The personal website of Edward Yu.

Why you should always guess on the SAT

Some standardized tests, like the SAT Subject Tests, have a guessing penalty. You get 1 point for every correct answer, 0 points for a blank answer, and -.25 points for a wrong answer. The test is usually in multiple choice format with 5 answer choices. The conventional wisdom that was drilled into me in high school is to leave the answer sheet blank if you cannot eliminate any of the answer choices. On the contrary, I argue that you should always guess an answer rather than leaving it blank, even if you are not able to eliminate any of the answer choices.
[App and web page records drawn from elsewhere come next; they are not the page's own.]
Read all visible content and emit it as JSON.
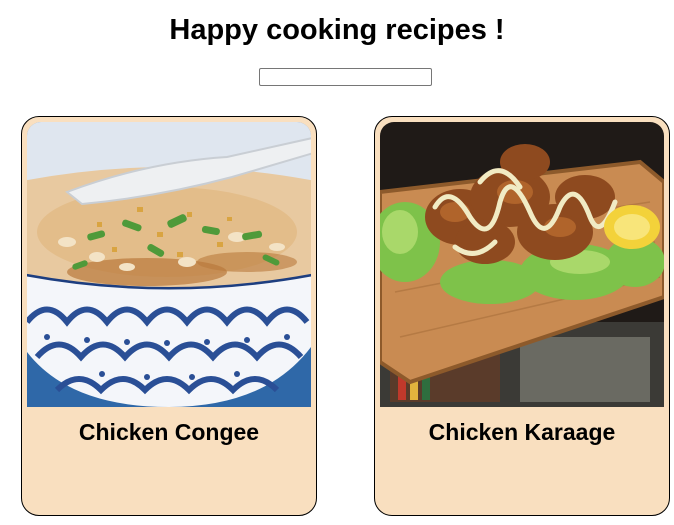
{
  "header": {
    "title": "Happy cooking recipes !"
  },
  "search": {
    "value": "",
    "placeholder": ""
  },
  "recipes": [
    {
      "name": "Chicken Congee",
      "image": "congee-bowl-photo"
    },
    {
      "name": "Chicken Karaage",
      "image": "karaage-plate-photo"
    }
  ],
  "colors": {
    "card_background": "#f9dfbf",
    "card_border": "#000000"
  }
}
This is because the SAT is structured such that you can take the test multiple times and submit your highest score. Thus, if you have the ability to take the test two or more times, you statistically benefit from guessing on questions you do not know.
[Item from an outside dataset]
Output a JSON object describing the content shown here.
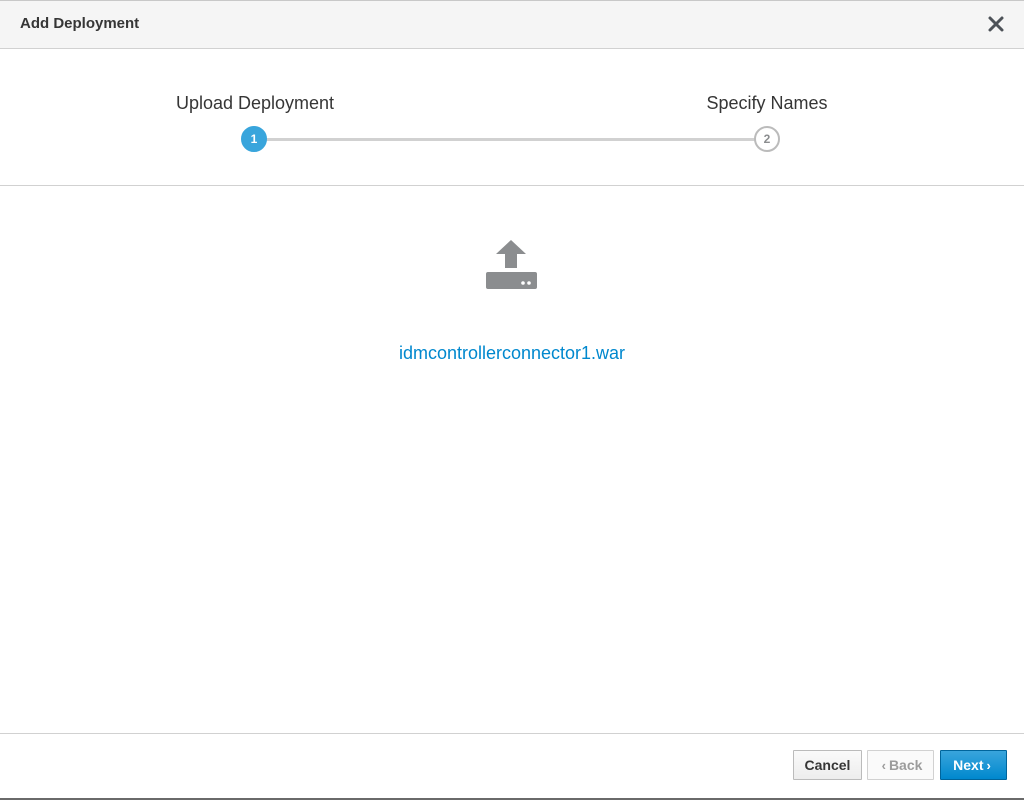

Some statistical analysis

Let’s say there are 10 questions on a test you do not know, and you randomly guess on all of them. Let \(S\) denote your score on those 10 questions. If \(S > 0\), then you have a statistical advantage in randomly guessing. Conventional wisdom says that on average, your score on those 10 questions will be 0.

\[E[S] = 10*(.2 * 1 - .8 * .25) = 0\]

I argue that this is the wrong question to ask. The real question is: on average, if we take the test \(n\) times and submit the best score, do we gain an advantage? That is, we want to know if

\[E[\max(S_1, S_2, ..., S_n)] > 0\]

Let us define another random variable, \(T\), that is the number of correct answers. Note that \(T\) can be easily converted to \(S\) by \(S = 1 * T - .25 * (10 - T)\). We do this because

\[T_1, T_2, ..., T_n \sim Binomial(10, .2)\]

There is a field of statistics called order statistics that can help us answer this question. Define \(T_{(n)} := \max(T_1, T_2, ..., T_n)\). The CDF of \(T_{(n)}\) is \(F(x)^n\), where \(F(x)\) is the CDF of the binomial distribution. In our case, this is

\[F(x) = \sum_{i=0}^{\lfloor x \rfloor} {10 \choose i}(.2)^i(1-.2)^{n-i}\]

Then the expected value can be calculated as:

\[E[T_{(n)}] = \sum_{x=0}^n\left(1 - F(x)^n\right)\]

The probability that you end up better off by guessing is the probability that you end up with more than 2 questions correct (the breakeven point).

\[P(winning) = 1 - [F(2)]^n\]


If you take the test 3 times, you should expect a gain of 1.34 points for every 10 questions you guessed on. Gain

If you take the test 3 times, you have a 69% chance of getting a better score when you guess as opposed to leaving the answer sheet blank. Probablity of Gain


I assume that you have a linear utility function, i.e., gaining 10 points on a test is equal in magnitude to losing 10 points. If you are risk averse, ignore this advice. Still, I think the vast majority of students would benefit from guessing.